Jackrabbits survive in the desert by having adaptations that help them to stay cool and avoid the many predators that hunt them. Jackrabbits have exceptional speed, and they sometimes reach 40 miles per hour. This allows them to outrun many potential predators. Additionally, as jackrabbits are herbivores that consume many succulent plants, they are able to obtain most of the water they require through their food.

Jackrabbits have very large ears that help them to radiate heat into the environment, which helps them avoid overheating in the hot desert. Additionally, while they do not dig burrows, jackrabbits rest in the shade of shrubs and trees to help keep their temperature low. Jackrabbits have thinner fur than rabbits and hares that live in cold climates, which also helps them to avoid overheating.

Jackrabbits are actually a type of hare rather than a rabbit. In contrast to true rabbits, which give birth to their young in nests, hares do not construct nests. Instead, they simply give birth to their young in the open. This is possible because young jackrabbits are born fully furred with their eyes open.
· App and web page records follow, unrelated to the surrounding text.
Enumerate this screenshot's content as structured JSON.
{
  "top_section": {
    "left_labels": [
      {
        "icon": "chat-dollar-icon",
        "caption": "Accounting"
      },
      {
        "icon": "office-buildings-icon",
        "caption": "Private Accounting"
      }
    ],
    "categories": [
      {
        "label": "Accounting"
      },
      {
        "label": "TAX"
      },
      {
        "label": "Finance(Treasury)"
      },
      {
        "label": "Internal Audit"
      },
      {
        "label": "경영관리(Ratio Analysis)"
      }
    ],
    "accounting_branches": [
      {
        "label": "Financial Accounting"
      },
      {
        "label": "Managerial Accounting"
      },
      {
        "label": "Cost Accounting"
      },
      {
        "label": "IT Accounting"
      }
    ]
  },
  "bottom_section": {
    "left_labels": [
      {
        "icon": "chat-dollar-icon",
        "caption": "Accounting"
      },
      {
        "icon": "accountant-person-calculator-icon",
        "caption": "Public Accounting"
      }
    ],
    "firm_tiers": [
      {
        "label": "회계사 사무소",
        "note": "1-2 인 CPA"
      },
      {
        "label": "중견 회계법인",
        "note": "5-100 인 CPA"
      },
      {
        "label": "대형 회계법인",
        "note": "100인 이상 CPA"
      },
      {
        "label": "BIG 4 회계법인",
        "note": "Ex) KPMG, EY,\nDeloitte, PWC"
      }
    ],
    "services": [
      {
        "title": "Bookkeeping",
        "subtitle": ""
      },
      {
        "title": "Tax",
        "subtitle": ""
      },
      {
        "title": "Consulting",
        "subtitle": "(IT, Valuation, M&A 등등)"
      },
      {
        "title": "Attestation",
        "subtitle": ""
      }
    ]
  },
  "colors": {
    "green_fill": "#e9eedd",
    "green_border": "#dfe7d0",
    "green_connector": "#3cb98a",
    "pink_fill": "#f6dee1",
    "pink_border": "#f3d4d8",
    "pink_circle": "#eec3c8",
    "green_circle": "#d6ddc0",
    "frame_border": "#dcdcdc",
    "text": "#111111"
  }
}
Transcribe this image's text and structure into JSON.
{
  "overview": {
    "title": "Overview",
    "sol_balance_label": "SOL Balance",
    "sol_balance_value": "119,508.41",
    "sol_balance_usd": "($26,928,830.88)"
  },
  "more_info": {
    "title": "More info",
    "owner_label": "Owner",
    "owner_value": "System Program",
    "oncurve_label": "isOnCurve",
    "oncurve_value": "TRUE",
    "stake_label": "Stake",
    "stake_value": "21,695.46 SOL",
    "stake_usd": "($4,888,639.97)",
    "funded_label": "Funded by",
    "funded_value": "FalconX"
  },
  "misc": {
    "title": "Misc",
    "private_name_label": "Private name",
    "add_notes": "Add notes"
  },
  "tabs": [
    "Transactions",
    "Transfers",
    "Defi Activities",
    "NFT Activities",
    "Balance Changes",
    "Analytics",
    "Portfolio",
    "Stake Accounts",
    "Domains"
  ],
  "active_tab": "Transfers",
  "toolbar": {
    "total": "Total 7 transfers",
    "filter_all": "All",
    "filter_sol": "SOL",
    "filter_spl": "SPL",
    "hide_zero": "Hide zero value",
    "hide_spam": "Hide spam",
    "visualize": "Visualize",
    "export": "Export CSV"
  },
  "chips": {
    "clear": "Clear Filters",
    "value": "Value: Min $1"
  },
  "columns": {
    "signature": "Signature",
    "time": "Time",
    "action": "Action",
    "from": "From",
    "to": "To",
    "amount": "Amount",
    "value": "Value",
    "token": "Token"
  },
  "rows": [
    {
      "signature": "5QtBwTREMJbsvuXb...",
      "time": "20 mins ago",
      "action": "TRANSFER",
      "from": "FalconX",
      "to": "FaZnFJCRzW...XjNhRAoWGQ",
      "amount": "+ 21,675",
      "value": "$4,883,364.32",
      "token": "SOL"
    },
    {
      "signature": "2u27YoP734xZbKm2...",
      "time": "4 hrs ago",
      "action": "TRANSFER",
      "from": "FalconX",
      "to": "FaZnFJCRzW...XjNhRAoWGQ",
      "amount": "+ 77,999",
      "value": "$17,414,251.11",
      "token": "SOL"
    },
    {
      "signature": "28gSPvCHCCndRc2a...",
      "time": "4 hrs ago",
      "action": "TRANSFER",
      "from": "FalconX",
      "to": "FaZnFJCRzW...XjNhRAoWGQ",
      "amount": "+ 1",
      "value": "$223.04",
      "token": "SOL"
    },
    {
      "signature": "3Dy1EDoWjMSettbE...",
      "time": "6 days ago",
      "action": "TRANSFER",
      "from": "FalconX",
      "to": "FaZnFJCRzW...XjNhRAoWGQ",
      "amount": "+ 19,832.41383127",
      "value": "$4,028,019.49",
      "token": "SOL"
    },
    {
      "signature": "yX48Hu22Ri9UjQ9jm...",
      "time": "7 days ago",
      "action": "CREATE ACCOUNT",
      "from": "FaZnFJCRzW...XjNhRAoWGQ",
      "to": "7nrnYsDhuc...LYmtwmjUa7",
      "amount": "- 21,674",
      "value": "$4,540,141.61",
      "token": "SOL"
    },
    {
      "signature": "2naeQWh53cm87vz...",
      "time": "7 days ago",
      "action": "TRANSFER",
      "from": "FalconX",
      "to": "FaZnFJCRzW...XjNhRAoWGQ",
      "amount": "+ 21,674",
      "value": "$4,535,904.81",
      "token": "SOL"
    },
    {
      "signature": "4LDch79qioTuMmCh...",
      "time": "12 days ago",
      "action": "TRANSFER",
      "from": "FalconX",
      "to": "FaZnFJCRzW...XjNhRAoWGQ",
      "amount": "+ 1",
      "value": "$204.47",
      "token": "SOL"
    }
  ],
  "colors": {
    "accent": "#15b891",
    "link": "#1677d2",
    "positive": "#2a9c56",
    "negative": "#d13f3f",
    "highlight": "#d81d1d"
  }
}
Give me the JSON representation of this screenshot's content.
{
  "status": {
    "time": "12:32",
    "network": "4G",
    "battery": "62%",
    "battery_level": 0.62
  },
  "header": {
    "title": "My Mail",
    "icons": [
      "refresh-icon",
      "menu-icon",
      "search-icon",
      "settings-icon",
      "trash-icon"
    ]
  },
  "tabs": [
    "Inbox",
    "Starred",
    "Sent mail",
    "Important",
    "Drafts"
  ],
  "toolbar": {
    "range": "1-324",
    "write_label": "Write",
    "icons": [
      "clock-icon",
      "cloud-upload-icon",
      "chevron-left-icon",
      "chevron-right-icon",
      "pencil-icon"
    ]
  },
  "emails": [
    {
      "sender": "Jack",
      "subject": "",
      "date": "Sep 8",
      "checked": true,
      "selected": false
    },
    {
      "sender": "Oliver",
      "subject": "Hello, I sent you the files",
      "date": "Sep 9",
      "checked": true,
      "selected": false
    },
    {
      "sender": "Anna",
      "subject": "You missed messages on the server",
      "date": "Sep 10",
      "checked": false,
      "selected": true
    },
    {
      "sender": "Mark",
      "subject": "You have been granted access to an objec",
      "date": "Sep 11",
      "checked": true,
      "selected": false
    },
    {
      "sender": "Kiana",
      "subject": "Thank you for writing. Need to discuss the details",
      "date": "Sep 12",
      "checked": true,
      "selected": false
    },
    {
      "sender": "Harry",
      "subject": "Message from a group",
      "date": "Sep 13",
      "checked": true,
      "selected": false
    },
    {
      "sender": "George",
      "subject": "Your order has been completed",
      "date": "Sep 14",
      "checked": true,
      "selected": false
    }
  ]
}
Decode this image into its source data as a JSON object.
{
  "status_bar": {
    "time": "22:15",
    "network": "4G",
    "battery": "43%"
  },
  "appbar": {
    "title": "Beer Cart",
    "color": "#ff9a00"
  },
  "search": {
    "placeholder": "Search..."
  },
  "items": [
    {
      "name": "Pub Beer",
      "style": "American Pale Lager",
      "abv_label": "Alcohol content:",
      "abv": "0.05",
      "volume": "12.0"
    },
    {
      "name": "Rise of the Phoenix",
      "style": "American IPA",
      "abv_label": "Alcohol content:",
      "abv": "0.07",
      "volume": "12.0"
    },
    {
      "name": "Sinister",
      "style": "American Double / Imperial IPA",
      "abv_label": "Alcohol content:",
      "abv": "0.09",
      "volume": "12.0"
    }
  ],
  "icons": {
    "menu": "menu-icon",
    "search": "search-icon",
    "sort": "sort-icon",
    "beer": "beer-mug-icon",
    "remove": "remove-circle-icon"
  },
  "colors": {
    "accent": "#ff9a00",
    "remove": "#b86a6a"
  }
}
This allows the newborns to flee danger and protect themselves better than the helpless young of species such as cottontail rabbits, who are born naked with closed eyes.